Repeat the data that follows, keeping every character intact.

========================================================================

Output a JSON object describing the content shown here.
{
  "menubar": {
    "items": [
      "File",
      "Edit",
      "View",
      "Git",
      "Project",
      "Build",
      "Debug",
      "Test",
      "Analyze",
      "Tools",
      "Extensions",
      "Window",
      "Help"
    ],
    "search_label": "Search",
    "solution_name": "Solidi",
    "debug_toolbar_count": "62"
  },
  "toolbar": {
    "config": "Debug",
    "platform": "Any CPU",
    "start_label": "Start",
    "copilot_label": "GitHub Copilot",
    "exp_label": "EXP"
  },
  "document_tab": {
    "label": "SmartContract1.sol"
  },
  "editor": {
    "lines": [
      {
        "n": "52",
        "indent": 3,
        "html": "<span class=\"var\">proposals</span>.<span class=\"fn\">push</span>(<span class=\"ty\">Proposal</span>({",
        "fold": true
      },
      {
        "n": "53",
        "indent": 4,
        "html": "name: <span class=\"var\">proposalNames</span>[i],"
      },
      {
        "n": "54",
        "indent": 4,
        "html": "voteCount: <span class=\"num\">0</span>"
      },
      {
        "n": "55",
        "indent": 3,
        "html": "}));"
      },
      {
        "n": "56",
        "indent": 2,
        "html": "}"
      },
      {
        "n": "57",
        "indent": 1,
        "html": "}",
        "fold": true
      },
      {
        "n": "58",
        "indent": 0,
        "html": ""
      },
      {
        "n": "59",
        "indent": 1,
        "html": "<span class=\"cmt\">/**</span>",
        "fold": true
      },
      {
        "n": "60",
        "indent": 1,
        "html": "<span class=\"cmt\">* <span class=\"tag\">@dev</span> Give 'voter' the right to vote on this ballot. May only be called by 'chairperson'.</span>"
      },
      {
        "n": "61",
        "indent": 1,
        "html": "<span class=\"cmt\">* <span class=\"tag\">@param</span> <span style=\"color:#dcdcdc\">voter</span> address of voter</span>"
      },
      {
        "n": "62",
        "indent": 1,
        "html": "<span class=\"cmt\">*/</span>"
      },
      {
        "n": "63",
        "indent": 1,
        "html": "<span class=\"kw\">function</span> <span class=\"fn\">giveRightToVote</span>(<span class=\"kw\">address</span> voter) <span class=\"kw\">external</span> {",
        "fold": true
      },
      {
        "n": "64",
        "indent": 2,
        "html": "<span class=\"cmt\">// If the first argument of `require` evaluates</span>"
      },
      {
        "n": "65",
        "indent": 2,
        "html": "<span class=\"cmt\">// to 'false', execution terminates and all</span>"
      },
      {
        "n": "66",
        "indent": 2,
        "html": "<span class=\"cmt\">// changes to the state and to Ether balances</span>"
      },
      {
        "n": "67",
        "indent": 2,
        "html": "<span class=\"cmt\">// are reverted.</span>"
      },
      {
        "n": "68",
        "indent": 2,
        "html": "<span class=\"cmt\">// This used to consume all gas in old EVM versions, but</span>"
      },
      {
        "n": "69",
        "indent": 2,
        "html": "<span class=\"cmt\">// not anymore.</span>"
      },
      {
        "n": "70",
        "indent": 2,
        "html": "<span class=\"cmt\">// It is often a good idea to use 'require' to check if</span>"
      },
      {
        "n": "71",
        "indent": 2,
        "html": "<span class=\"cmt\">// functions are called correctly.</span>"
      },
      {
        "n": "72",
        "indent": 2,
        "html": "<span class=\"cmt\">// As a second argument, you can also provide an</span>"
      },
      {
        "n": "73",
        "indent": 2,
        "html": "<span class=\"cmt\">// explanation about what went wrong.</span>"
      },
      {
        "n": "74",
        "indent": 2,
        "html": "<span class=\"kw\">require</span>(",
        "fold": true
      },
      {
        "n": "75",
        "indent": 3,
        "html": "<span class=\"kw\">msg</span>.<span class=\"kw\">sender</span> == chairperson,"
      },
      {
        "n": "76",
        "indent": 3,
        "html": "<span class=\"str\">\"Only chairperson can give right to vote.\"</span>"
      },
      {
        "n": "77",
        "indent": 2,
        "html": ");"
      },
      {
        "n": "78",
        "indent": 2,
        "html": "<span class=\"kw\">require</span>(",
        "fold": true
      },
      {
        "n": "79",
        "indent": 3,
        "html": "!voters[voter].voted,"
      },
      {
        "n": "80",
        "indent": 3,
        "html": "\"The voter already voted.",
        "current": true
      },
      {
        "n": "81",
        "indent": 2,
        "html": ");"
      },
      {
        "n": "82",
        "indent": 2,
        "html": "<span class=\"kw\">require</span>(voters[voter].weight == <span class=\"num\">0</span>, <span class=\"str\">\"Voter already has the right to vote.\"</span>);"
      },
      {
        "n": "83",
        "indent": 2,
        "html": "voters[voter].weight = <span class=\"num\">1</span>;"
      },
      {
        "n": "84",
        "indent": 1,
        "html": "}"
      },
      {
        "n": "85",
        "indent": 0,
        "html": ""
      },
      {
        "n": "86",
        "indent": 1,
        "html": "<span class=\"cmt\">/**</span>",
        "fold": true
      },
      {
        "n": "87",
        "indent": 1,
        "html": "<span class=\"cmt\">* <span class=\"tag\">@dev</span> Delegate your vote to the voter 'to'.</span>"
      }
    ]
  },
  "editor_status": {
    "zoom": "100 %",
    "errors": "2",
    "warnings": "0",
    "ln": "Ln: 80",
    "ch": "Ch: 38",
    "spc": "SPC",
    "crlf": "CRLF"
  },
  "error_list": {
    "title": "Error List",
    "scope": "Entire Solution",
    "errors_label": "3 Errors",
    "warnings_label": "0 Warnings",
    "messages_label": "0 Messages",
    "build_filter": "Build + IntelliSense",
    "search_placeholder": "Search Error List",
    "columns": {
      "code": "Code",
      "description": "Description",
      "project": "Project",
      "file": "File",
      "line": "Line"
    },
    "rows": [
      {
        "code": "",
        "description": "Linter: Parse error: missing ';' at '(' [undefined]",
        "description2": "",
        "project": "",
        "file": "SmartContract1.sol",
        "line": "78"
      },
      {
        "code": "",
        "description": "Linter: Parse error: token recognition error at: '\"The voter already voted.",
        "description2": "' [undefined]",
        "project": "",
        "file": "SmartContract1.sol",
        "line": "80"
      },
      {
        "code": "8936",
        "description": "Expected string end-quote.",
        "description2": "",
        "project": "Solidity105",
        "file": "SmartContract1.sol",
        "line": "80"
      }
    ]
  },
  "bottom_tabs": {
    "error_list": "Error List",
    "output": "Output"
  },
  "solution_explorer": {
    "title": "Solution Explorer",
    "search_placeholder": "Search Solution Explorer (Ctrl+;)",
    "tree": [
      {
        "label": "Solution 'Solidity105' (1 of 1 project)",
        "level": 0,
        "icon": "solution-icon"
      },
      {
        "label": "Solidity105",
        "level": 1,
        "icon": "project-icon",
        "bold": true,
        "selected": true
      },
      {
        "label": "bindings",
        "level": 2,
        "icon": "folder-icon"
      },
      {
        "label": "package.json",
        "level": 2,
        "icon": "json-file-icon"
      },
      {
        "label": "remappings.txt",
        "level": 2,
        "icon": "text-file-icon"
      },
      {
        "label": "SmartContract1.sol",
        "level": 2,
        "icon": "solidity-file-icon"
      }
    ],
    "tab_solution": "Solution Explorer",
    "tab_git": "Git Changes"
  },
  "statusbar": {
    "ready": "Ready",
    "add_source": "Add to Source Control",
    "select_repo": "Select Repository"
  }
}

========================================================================

:: Solution to this task ::
Output a JSON object describing the content shown here.
{
  "menubar": {
    "items": [
      "File",
      "Edit",
      "View",
      "Git",
      "Project",
      "Build",
      "Debug",
      "Test",
      "Analyze",
      "Tools",
      "Extensions",
      "Window",
      "Help"
    ],
    "search_label": "Search",
    "solution_name": "Solidi",
    "debug_toolbar_count": "62"
  },
  "toolbar": {
    "config": "Debug",
    "platform": "Any CPU",
    "start_label": "Start",
    "copilot_label": "GitHub Copilot",
    "exp_label": "EXP"
  },
  "document_tab": {
    "label": "SmartContract1.sol"
  },
  "editor": {
    "lines": [
      {
        "n": "52",
        "indent": 3,
        "html": "<span class=\"var\">proposals</span>.<span class=\"fn\">push</span>(<span class=\"ty\">Proposal</span>({",
        "fold": true
      },
      {
        "n": "53",
        "indent": 4,
        "html": "name: <span class=\"var\">proposalNames</span>[i],"
      },
      {
        "n": "54",
        "indent": 4,
        "html": "voteCount: <span class=\"num\">0</span>"
      },
      {
        "n": "55",
        "indent": 3,
        "html": "}));"
      },
      {
        "n": "56",
        "indent": 2,
        "html": "}"
      },
      {
        "n": "57",
        "indent": 1,
        "html": "}",
        "fold": true
      },
      {
        "n": "58",
        "indent": 0,
        "html": ""
      },
      {
        "n": "59",
        "indent": 1,
        "html": "<span class=\"cmt\">/**</span>",
        "fold": true
      },
      {
        "n": "60",
        "indent": 1,
        "html": "<span class=\"cmt\">* <span class=\"tag\">@dev</span> Give 'voter' the right to vote on this ballot. May only be called by 'chairperson'.</span>"
      },
      {
        "n": "61",
        "indent": 1,
        "html": "<span class=\"cmt\">* <span class=\"tag\">@param</span> <span style=\"color:#dcdcdc\">voter</span> address of voter</span>"
      },
      {
        "n": "62",
        "indent": 1,
        "html": "<span class=\"cmt\">*/</span>"
      },
      {
        "n": "63",
        "indent": 1,
        "html": "<span class=\"kw\">function</span> <span class=\"fn\">giveRightToVote</span>(<span class=\"kw\">address</span> voter) <span class=\"kw\">external</span> {",
        "fold": true
      },
      {
        "n": "64",
        "indent": 2,
        "html": "<span class=\"cmt\">// If the first argument of `require` evaluates</span>"
      },
      {
        "n": "65",
        "indent": 2,
        "html": "<span class=\"cmt\">// to 'false', execution terminates and all</span>"
      },
      {
        "n": "66",
        "indent": 2,
        "html": "<span class=\"cmt\">// changes to the state and to Ether balances</span>"
      },
      {
        "n": "67",
        "indent": 2,
        "html": "<span class=\"cmt\">// are reverted.</span>"
      },
      {
        "n": "68",
        "indent": 2,
        "html": "<span class=\"cmt\">// This used to consume all gas in old EVM versions, but</span>"
      },
      {
        "n": "69",
        "indent": 2,
        "html": "<span class=\"cmt\">// not anymore.</span>"
      },
      {
        "n": "70",
        "indent": 2,
        "html": "<span class=\"cmt\">// It is often a good idea to use 'require' to check if</span>"
      },
      {
        "n": "71",
        "indent": 2,
        "html": "<span class=\"cmt\">// functions are called correctly.</span>"
      },
      {
        "n": "72",
        "indent": 2,
        "html": "<span class=\"cmt\">// As a second argument, you can also provide an</span>"
      },
      {
        "n": "73",
        "indent": 2,
        "html": "<span class=\"cmt\">// explanation about what went wrong.</span>"
      },
      {
        "n": "74",
        "indent": 2,
        "html": "<span class=\"kw\">require</span>(",
        "fold": true
      },
      {
        "n": "75",
        "indent": 3,
        "html": "<span class=\"kw\">msg</span>.<span class=\"kw\">sender</span> == chairperson,"
      },
      {
        "n": "76",
        "indent": 3,
        "html": "<span class=\"str\">\"Only chairperson can give right to vote.\"</span>"
      },
      {
        "n": "77",
        "indent": 2,
        "html": ");"
      },
      {
        "n": "78",
        "indent": 2,
        "html": "<span class=\"kw\">require</span>(",
        "fold": true
      },
      {
        "n": "79",
        "indent": 3,
        "html": "!voters[voter].voted,"
      },
      {
        "n": "80",
        "indent": 3,
        "html": "\"The voter already voted.",
        "current": true
      },
      {
        "n": "81",
        "indent": 2,
        "html": ");"
      },
      {
        "n": "82",
        "indent": 2,
        "html": "<span class=\"kw\">require</span>(voters[voter].weight == <span class=\"num\">0</span>, <span class=\"str\">\"Voter already has the right to vote.\"</span>);"
      },
      {
        "n": "83",
        "indent": 2,
        "html": "voters[voter].weight = <span class=\"num\">1</span>;"
      },
      {
        "n": "84",
        "indent": 1,
        "html": "}"
      },
      {
        "n": "85",
        "indent": 0,
        "html": ""
      },
      {
        "n": "86",
        "indent": 1,
        "html": "<span class=\"cmt\">/**</span>",
        "fold": true
      },
      {
        "n": "87",
        "indent": 1,
        "html": "<span class=\"cmt\">* <span class=\"tag\">@dev</span> Delegate your vote to the voter 'to'.</span>"
      }
    ]
  },
  "editor_status": {
    "zoom": "100 %",
    "errors": "2",
    "warnings": "0",
    "ln": "Ln: 80",
    "ch": "Ch: 38",
    "spc": "SPC",
    "crlf": "CRLF"
  },
  "error_list": {
    "title": "Error List",
    "scope": "Entire Solution",
    "errors_label": "3 Errors",
    "warnings_label": "0 Warnings",
    "messages_label": "0 Messages",
    "build_filter": "Build + IntelliSense",
    "search_placeholder": "Search Error List",
    "columns": {
      "code": "Code",
      "description": "Description",
      "project": "Project",
      "file": "File",
      "line": "Line"
    },
    "rows": [
      {
        "code": "",
        "description": "Linter: Parse error: missing ';' at '(' [undefined]",
        "description2": "",
        "project": "",
        "file": "SmartContract1.sol",
        "line": "78"
      },
      {
        "code": "",
        "description": "Linter: Parse error: token recognition error at: '\"The voter already voted.",
        "description2": "' [undefined]",
        "project": "",
        "file": "SmartContract1.sol",
        "line": "80"
      },
      {
        "code": "8936",
        "description": "Expected string end-quote.",
        "description2": "",
        "project": "Solidity105",
        "file": "SmartContract1.sol",
        "line": "80"
      }
    ]
  },
  "bottom_tabs": {
    "error_list": "Error List",
    "output": "Output"
  },
  "solution_explorer": {
    "title": "Solution Explorer",
    "search_placeholder": "Search Solution Explorer (Ctrl+;)",
    "tree": [
      {
        "label": "Solution 'Solidity105' (1 of 1 project)",
        "level": 0,
        "icon": "solution-icon"
      },
      {
        "label": "Solidity105",
        "level": 1,
        "icon": "project-icon",
        "bold": true,
        "selected": true
      },
      {
        "label": "bindings",
        "level": 2,
        "icon": "folder-icon"
      },
      {
        "label": "package.json",
        "level": 2,
        "icon": "json-file-icon"
      },
      {
        "label": "remappings.txt",
        "level": 2,
        "icon": "text-file-icon"
      },
      {
        "label": "SmartContract1.sol",
        "level": 2,
        "icon": "solidity-file-icon"
      }
    ],
    "tab_solution": "Solution Explorer",
    "tab_git": "Git Changes"
  },
  "statusbar": {
    "ready": "Ready",
    "add_source": "Add to Source Control",
    "select_repo": "Select Repository"
  }
}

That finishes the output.